Filter the entries and keep only the lines where the string "kind" appears.

[Component data from apps and pages]

━━━

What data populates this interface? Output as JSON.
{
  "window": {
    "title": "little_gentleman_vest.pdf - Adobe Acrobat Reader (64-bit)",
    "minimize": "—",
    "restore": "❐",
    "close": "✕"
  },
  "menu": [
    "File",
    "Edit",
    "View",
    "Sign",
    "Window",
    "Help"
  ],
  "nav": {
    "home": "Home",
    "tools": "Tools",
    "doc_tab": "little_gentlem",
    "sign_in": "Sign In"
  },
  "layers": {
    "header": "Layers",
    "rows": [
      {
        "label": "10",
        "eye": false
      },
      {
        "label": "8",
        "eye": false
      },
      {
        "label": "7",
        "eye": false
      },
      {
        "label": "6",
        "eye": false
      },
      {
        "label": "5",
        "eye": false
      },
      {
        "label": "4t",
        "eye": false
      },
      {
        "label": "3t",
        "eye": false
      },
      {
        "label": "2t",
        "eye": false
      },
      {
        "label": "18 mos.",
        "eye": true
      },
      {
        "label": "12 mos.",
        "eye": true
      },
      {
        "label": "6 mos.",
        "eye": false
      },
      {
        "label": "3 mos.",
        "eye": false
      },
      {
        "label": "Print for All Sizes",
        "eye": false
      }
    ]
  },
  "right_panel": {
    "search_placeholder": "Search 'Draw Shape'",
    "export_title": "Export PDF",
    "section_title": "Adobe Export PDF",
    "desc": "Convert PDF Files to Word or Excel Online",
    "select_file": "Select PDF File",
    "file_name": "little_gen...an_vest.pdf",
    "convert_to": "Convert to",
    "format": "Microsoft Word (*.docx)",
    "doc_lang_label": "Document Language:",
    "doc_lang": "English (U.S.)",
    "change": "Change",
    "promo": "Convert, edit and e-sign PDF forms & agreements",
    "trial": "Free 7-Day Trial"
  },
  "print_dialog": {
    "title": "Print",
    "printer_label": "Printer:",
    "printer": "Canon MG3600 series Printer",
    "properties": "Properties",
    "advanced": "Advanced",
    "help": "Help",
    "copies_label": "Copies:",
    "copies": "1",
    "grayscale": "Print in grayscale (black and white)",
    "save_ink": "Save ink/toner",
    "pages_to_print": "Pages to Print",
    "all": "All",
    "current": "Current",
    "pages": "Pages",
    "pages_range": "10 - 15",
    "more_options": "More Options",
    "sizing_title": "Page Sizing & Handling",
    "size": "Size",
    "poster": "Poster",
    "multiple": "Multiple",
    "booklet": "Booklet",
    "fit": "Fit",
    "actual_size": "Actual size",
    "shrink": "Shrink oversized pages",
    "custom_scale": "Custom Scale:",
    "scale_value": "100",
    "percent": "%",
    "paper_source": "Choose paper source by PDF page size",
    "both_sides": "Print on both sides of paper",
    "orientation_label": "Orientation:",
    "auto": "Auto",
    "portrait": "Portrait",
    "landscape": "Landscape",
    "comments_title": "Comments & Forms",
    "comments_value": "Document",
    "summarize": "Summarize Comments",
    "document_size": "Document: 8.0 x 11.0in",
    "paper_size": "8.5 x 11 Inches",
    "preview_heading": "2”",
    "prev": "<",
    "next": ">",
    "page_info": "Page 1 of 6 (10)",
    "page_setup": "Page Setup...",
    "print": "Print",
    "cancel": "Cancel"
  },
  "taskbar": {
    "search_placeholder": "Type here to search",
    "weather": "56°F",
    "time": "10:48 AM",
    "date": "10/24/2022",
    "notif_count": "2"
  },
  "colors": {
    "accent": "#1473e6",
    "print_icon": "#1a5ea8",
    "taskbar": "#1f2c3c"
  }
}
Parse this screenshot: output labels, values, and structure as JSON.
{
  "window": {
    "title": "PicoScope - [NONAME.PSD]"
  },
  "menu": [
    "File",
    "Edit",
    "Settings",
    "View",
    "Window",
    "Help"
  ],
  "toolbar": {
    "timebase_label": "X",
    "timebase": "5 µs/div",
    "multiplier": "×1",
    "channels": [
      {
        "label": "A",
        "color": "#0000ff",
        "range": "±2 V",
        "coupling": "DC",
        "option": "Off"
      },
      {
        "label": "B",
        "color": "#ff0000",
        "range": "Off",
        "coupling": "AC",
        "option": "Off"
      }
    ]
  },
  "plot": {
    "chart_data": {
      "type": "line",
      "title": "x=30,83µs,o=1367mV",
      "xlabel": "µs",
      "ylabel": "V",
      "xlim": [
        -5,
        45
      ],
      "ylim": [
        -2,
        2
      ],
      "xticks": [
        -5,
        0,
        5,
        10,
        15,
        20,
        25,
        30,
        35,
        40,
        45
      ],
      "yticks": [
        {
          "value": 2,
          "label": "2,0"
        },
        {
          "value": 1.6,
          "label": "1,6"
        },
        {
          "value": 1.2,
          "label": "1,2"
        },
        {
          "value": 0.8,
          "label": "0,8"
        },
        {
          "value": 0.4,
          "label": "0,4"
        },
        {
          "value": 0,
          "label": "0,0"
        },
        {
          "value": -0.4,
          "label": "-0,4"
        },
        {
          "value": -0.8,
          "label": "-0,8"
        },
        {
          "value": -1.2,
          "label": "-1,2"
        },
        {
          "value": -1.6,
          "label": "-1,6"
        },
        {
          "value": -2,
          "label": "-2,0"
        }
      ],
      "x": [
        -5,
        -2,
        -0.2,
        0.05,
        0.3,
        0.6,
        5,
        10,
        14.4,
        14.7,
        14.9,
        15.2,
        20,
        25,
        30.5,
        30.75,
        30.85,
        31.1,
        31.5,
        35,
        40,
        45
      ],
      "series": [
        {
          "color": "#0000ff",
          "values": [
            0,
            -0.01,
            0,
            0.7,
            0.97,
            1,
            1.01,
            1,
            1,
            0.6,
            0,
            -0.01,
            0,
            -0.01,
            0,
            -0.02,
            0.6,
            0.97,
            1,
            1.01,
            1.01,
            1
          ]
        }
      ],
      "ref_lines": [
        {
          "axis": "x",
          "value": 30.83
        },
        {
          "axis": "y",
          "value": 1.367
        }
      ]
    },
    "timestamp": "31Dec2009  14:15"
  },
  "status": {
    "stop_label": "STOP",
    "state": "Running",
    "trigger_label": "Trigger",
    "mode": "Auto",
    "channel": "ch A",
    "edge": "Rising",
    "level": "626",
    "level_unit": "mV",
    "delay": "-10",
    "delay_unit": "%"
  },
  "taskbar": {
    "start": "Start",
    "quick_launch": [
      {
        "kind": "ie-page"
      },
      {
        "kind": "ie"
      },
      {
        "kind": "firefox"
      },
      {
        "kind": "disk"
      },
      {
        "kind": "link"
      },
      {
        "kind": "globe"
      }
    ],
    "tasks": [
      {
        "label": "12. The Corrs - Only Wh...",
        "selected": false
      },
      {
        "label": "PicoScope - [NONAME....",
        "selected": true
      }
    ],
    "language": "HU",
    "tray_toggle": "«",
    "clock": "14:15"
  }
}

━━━

## TASK RESULT
        "kind": "ie-page"
        "kind": "ie"
        "kind": "firefox"
        "kind": "disk"
        "kind": "link"
        "kind": "globe"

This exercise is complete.